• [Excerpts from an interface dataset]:

· · ·

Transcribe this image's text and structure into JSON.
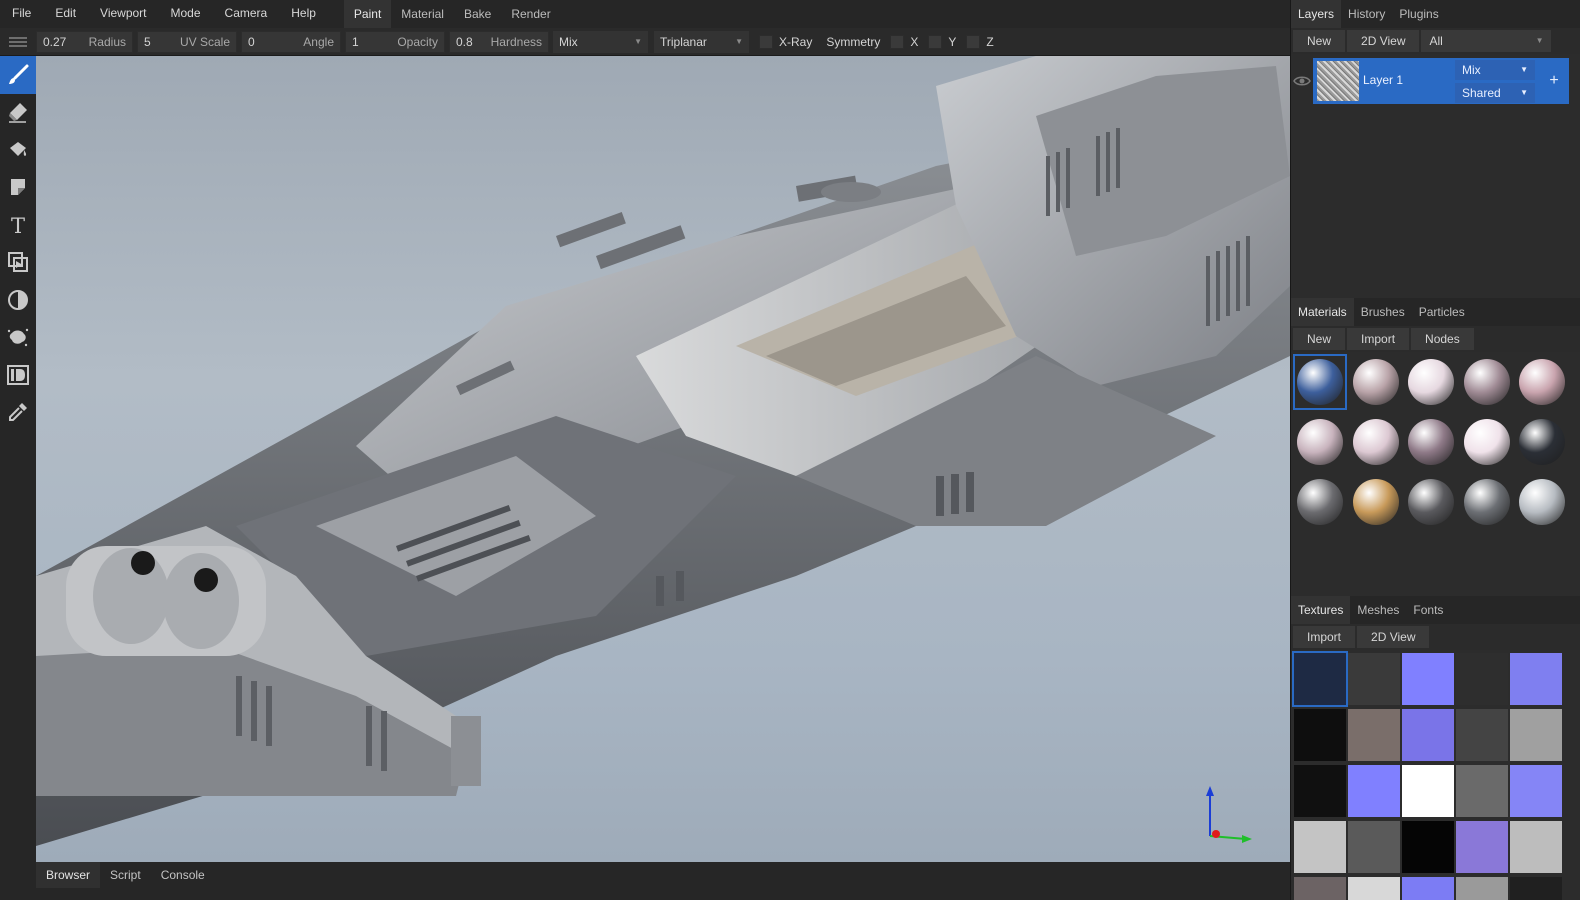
{
  "menu": [
    "File",
    "Edit",
    "Viewport",
    "Mode",
    "Camera",
    "Help"
  ],
  "workspace_tabs": [
    {
      "label": "Paint",
      "active": true
    },
    {
      "label": "Material",
      "active": false
    },
    {
      "label": "Bake",
      "active": false
    },
    {
      "label": "Render",
      "active": false
    }
  ],
  "toolbar": {
    "radius": {
      "value": "0.27",
      "label": "Radius"
    },
    "uv_scale": {
      "value": "5",
      "label": "UV Scale"
    },
    "angle": {
      "value": "0",
      "label": "Angle"
    },
    "opacity": {
      "value": "1",
      "label": "Opacity"
    },
    "hardness": {
      "value": "0.8",
      "label": "Hardness"
    },
    "blend_mode": "Mix",
    "projection": "Triplanar",
    "xray_label": "X-Ray",
    "symmetry_label": "Symmetry",
    "sym_x": "X",
    "sym_y": "Y",
    "sym_z": "Z"
  },
  "tools": [
    {
      "icon": "brush-icon",
      "active": true
    },
    {
      "icon": "eraser-icon",
      "active": false
    },
    {
      "icon": "fill-bucket-icon",
      "active": false
    },
    {
      "icon": "decal-icon",
      "active": false
    },
    {
      "icon": "text-icon",
      "active": false
    },
    {
      "icon": "clone-icon",
      "active": false
    },
    {
      "icon": "blur-icon",
      "active": false
    },
    {
      "icon": "particle-icon",
      "active": false
    },
    {
      "icon": "colorid-icon",
      "active": false
    },
    {
      "icon": "picker-icon",
      "active": false
    }
  ],
  "bottom_tabs": [
    {
      "label": "Browser",
      "active": true
    },
    {
      "label": "Script",
      "active": false
    },
    {
      "label": "Console",
      "active": false
    }
  ],
  "layers_panel": {
    "tabs": [
      {
        "label": "Layers",
        "active": true
      },
      {
        "label": "History",
        "active": false
      },
      {
        "label": "Plugins",
        "active": false
      }
    ],
    "new_label": "New",
    "view2d_label": "2D View",
    "filter": "All",
    "layer": {
      "name": "Layer 1",
      "blend": "Mix",
      "object": "Shared",
      "add_label": "+"
    }
  },
  "materials_panel": {
    "tabs": [
      {
        "label": "Materials",
        "active": true
      },
      {
        "label": "Brushes",
        "active": false
      },
      {
        "label": "Particles",
        "active": false
      }
    ],
    "buttons": [
      "New",
      "Import",
      "Nodes"
    ],
    "swatches": [
      "#3d5f9c",
      "#b9a3a8",
      "#e6d8e0",
      "#a08b95",
      "#c9a4ae",
      "#c8b3bd",
      "#dcc8d2",
      "#8f7a88",
      "#f0e2ea",
      "#2b2f36",
      "#6b6b6f",
      "#c89a5a",
      "#5a5a5e",
      "#6c6f74",
      "#b7bcc2"
    ]
  },
  "textures_panel": {
    "tabs": [
      {
        "label": "Textures",
        "active": true
      },
      {
        "label": "Meshes",
        "active": false
      },
      {
        "label": "Fonts",
        "active": false
      }
    ],
    "buttons": [
      "Import",
      "2D View"
    ],
    "swatches": [
      "#1e2a44",
      "#3a3a3a",
      "#8080ff",
      "#2e2e2e",
      "#7f7ff0",
      "#0e0e0e",
      "#7a6e6a",
      "#7a74e8",
      "#444444",
      "#a0a0a0",
      "#101010",
      "#8080ff",
      "#ffffff",
      "#6a6a6a",
      "#8585f6",
      "#c4c4c4",
      "#5a5a5a",
      "#050505",
      "#8a78d8",
      "#bdbdbd",
      "#6c6364",
      "#d8d8d8",
      "#7c7cf4",
      "#9a9a9a",
      "#202020"
    ]
  },
  "colors": {
    "accent": "#2a6ac4",
    "panel_bg": "#262626"
  }
}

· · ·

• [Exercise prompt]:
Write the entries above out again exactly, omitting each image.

• [Worked solution]:
Transcribe this image's text and structure into JSON.
{
  "menu": [
    "File",
    "Edit",
    "Viewport",
    "Mode",
    "Camera",
    "Help"
  ],
  "workspace_tabs": [
    {
      "label": "Paint",
      "active": true
    },
    {
      "label": "Material",
      "active": false
    },
    {
      "label": "Bake",
      "active": false
    },
    {
      "label": "Render",
      "active": false
    }
  ],
  "toolbar": {
    "radius": {
      "value": "0.27",
      "label": "Radius"
    },
    "uv_scale": {
      "value": "5",
      "label": "UV Scale"
    },
    "angle": {
      "value": "0",
      "label": "Angle"
    },
    "opacity": {
      "value": "1",
      "label": "Opacity"
    },
    "hardness": {
      "value": "0.8",
      "label": "Hardness"
    },
    "blend_mode": "Mix",
    "projection": "Triplanar",
    "xray_label": "X-Ray",
    "symmetry_label": "Symmetry",
    "sym_x": "X",
    "sym_y": "Y",
    "sym_z": "Z"
  },
  "tools": [
    {
      "icon": "brush-icon",
      "active": true
    },
    {
      "icon": "eraser-icon",
      "active": false
    },
    {
      "icon": "fill-bucket-icon",
      "active": false
    },
    {
      "icon": "decal-icon",
      "active": false
    },
    {
      "icon": "text-icon",
      "active": false
    },
    {
      "icon": "clone-icon",
      "active": false
    },
    {
      "icon": "blur-icon",
      "active": false
    },
    {
      "icon": "particle-icon",
      "active": false
    },
    {
      "icon": "colorid-icon",
      "active": false
    },
    {
      "icon": "picker-icon",
      "active": false
    }
  ],
  "bottom_tabs": [
    {
      "label": "Browser",
      "active": true
    },
    {
      "label": "Script",
      "active": false
    },
    {
      "label": "Console",
      "active": false
    }
  ],
  "layers_panel": {
    "tabs": [
      {
        "label": "Layers",
        "active": true
      },
      {
        "label": "History",
        "active": false
      },
      {
        "label": "Plugins",
        "active": false
      }
    ],
    "new_label": "New",
    "view2d_label": "2D View",
    "filter": "All",
    "layer": {
      "name": "Layer 1",
      "blend": "Mix",
      "object": "Shared",
      "add_label": "+"
    }
  },
  "materials_panel": {
    "tabs": [
      {
        "label": "Materials",
        "active": true
      },
      {
        "label": "Brushes",
        "active": false
      },
      {
        "label": "Particles",
        "active": false
      }
    ],
    "buttons": [
      "New",
      "Import",
      "Nodes"
    ],
    "swatches": [
      "#3d5f9c",
      "#b9a3a8",
      "#e6d8e0",
      "#a08b95",
      "#c9a4ae",
      "#c8b3bd",
      "#dcc8d2",
      "#8f7a88",
      "#f0e2ea",
      "#2b2f36",
      "#6b6b6f",
      "#c89a5a",
      "#5a5a5e",
      "#6c6f74",
      "#b7bcc2"
    ]
  },
  "textures_panel": {
    "tabs": [
      {
        "label": "Textures",
        "active": true
      },
      {
        "label": "Meshes",
        "active": false
      },
      {
        "label": "Fonts",
        "active": false
      }
    ],
    "buttons": [
      "Import",
      "2D View"
    ],
    "swatches": [
      "#1e2a44",
      "#3a3a3a",
      "#8080ff",
      "#2e2e2e",
      "#7f7ff0",
      "#0e0e0e",
      "#7a6e6a",
      "#7a74e8",
      "#444444",
      "#a0a0a0",
      "#101010",
      "#8080ff",
      "#ffffff",
      "#6a6a6a",
      "#8585f6",
      "#c4c4c4",
      "#5a5a5a",
      "#050505",
      "#8a78d8",
      "#bdbdbd",
      "#6c6364",
      "#d8d8d8",
      "#7c7cf4",
      "#9a9a9a",
      "#202020"
    ]
  },
  "colors": {
    "accent": "#2a6ac4",
    "panel_bg": "#262626"
  }
}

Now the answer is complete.